Records excerpted from a collection
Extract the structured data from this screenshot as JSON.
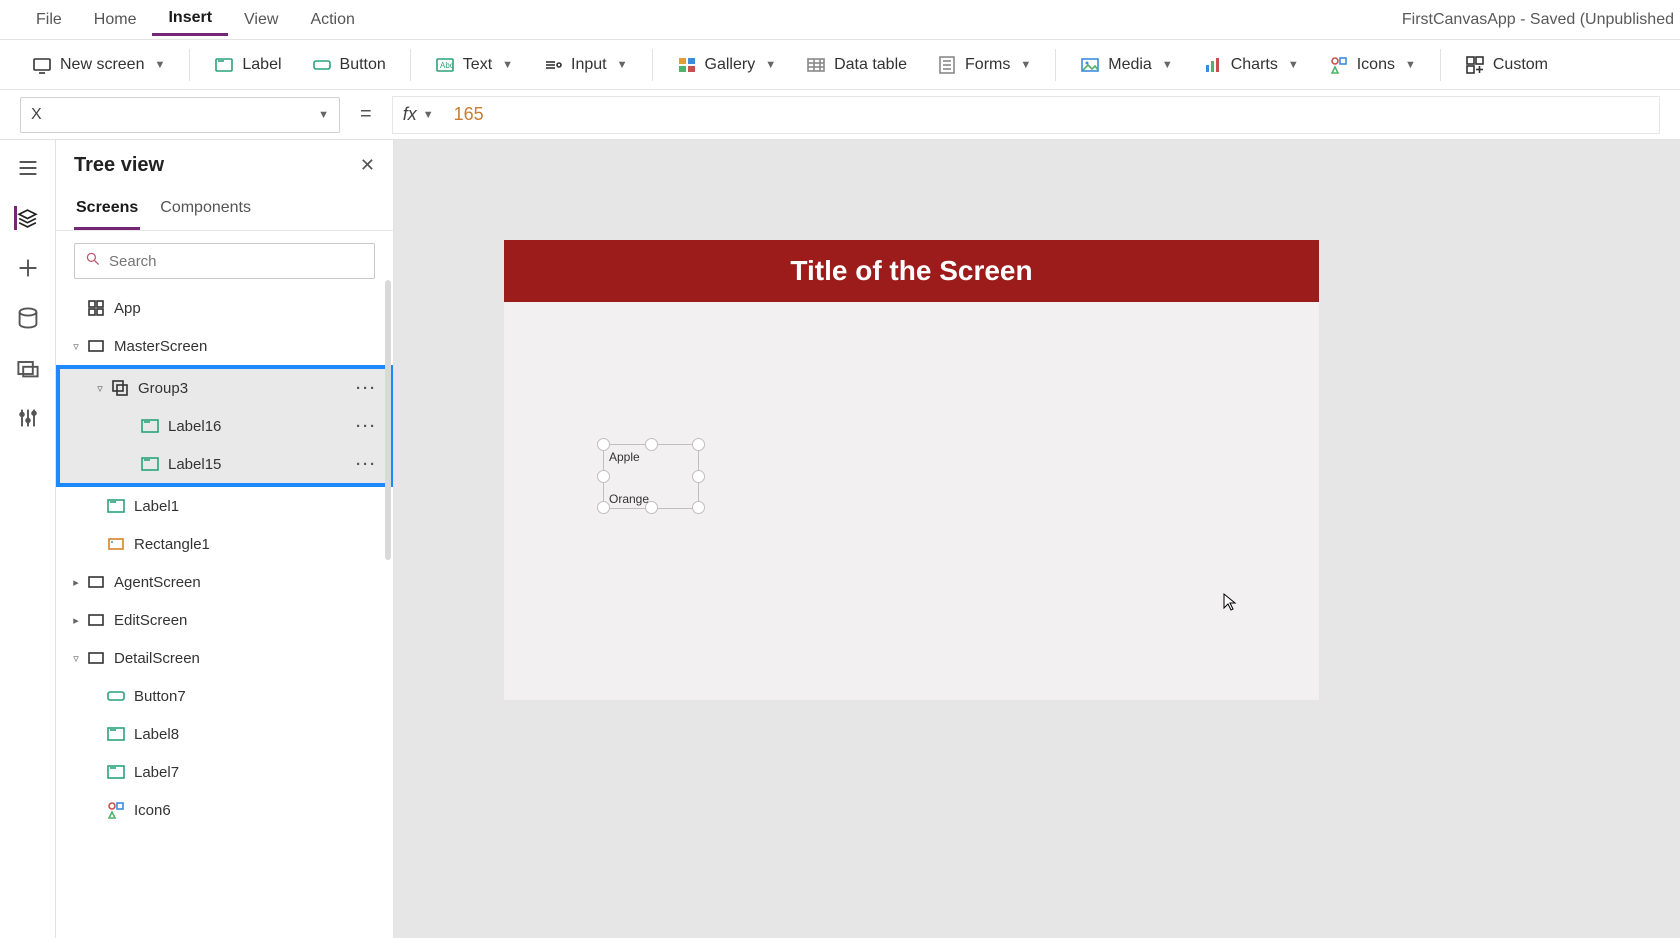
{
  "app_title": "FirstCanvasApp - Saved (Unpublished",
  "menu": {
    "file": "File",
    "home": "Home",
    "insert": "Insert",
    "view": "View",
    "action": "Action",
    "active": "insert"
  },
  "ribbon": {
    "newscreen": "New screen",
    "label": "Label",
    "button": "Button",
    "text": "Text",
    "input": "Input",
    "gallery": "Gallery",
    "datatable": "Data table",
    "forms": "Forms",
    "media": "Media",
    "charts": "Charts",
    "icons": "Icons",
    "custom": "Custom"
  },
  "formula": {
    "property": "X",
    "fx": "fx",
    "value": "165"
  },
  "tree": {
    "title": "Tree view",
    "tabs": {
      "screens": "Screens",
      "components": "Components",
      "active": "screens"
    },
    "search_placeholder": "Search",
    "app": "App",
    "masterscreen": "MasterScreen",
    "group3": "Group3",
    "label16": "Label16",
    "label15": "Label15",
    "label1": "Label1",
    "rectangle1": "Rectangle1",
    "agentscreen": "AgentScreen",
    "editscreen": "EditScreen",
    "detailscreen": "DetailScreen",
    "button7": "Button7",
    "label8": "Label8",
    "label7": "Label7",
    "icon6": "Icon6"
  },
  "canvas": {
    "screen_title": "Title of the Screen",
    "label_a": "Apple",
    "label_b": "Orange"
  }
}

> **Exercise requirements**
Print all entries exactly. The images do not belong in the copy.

> **Reply**
Extract the structured data from this screenshot as JSON.
{
  "app_title": "FirstCanvasApp - Saved (Unpublished",
  "menu": {
    "file": "File",
    "home": "Home",
    "insert": "Insert",
    "view": "View",
    "action": "Action",
    "active": "insert"
  },
  "ribbon": {
    "newscreen": "New screen",
    "label": "Label",
    "button": "Button",
    "text": "Text",
    "input": "Input",
    "gallery": "Gallery",
    "datatable": "Data table",
    "forms": "Forms",
    "media": "Media",
    "charts": "Charts",
    "icons": "Icons",
    "custom": "Custom"
  },
  "formula": {
    "property": "X",
    "fx": "fx",
    "value": "165"
  },
  "tree": {
    "title": "Tree view",
    "tabs": {
      "screens": "Screens",
      "components": "Components",
      "active": "screens"
    },
    "search_placeholder": "Search",
    "app": "App",
    "masterscreen": "MasterScreen",
    "group3": "Group3",
    "label16": "Label16",
    "label15": "Label15",
    "label1": "Label1",
    "rectangle1": "Rectangle1",
    "agentscreen": "AgentScreen",
    "editscreen": "EditScreen",
    "detailscreen": "DetailScreen",
    "button7": "Button7",
    "label8": "Label8",
    "label7": "Label7",
    "icon6": "Icon6"
  },
  "canvas": {
    "screen_title": "Title of the Screen",
    "label_a": "Apple",
    "label_b": "Orange"
  }
}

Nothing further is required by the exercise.